Full disclosure: I picked this one up because I needed some Issue #1s to read for this week’s column, not because I knew anything about it. Then I saw the cover, and I got excited. I am happy to report that everything the cover promises is in this issue: this is about Victor Von Doom trying to fill the Iron Man-shaped void left after Civil War II. Having the villain make some misogynistic comments out of nowhere felt a little hackneyed and forced; but given that Doom calls him a troll and then comments on his motivation being “sloppy,” I think it’s meant as a dig at old Lee/Kirby villains that failed to live up to the greatness of DOOM, so I’m willing to overlook it given how great the rest of the storytelling in this winds up being. And that’s the thing that really struck me here: Bendis was born to write this character going through this arc. Everything I criticize him for in his Avengers and Civil War II work clicks when it’s applied to Doom and Stark; Doom really comes off as an inherently self-centered being trying to atone for his behavior, and the usual Bendis ultraviolent snarking lends a bit of a grim cast to the proceedings that I think the conflicted saga of Victor Von Doom warrants. I’m hooked, and I’m definitely going to be picking up Issue #2.

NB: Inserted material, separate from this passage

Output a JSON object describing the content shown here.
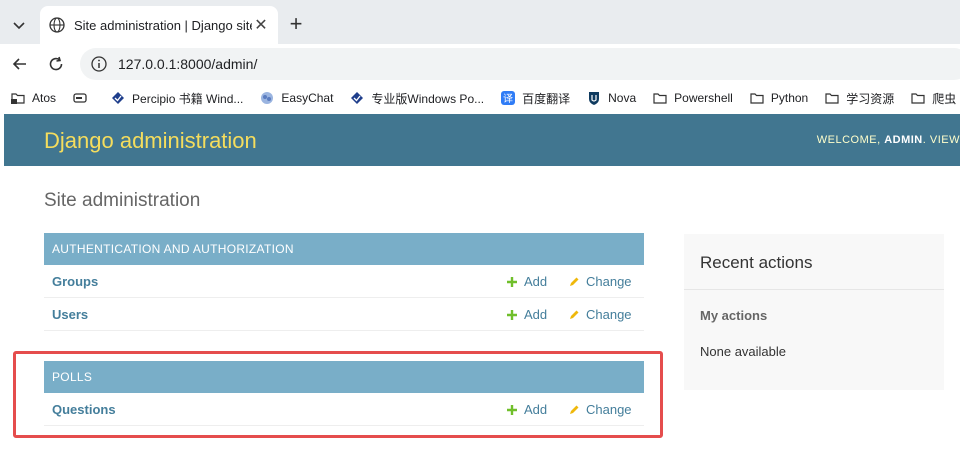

Power Level: 4 of 5
Spell on Wheels #1 (of 5)
Writing: Kate Leth
Art: Megan Levens
Colors: Marissa Louise
Letters: Nate Piekos of Blambot
Cover: Ming Doyle
I love Kate Leth, so I’m disappointed to say that this left me a tiny bit cold. The thing is, it’s mostly a great urban-fantasy story. Leth and Levens put on a clinic on how to show, not tell, in this comic: I learned things about the main characters that were never outright stated on the page, just from facial expression and body language and the way certain things are framed in the panel and on the page. I especially like that the characters draw a Tarot spread that they discuss over the ensuing pages, but don’t ever just outright explain for the benefit of the reader. The book also has impressive body diversity, and the main characters all have distinct personalities without ever falling into cliche territory. But somehow, the sum of all those parts just didn’t quite click for me. Like I usually do with first issues, I’m willing to put it down to the creative team needing to do some calibrating and world-building, but as an issue in and of itself I have to say this is good, and even technically masterful, but it doesn’t total out to “great.”
Power Level: 3 of 5
Most Comics Quote of the Week:
“In this world, however, even a brain in a jar in a robot body can only do so much.”
– Brain Drain, The Unbeatable Squirrel Girl #13
That’s all for this week, but keep the conversation going and let us know what you picked up this week, and what you thought of this week’s comics!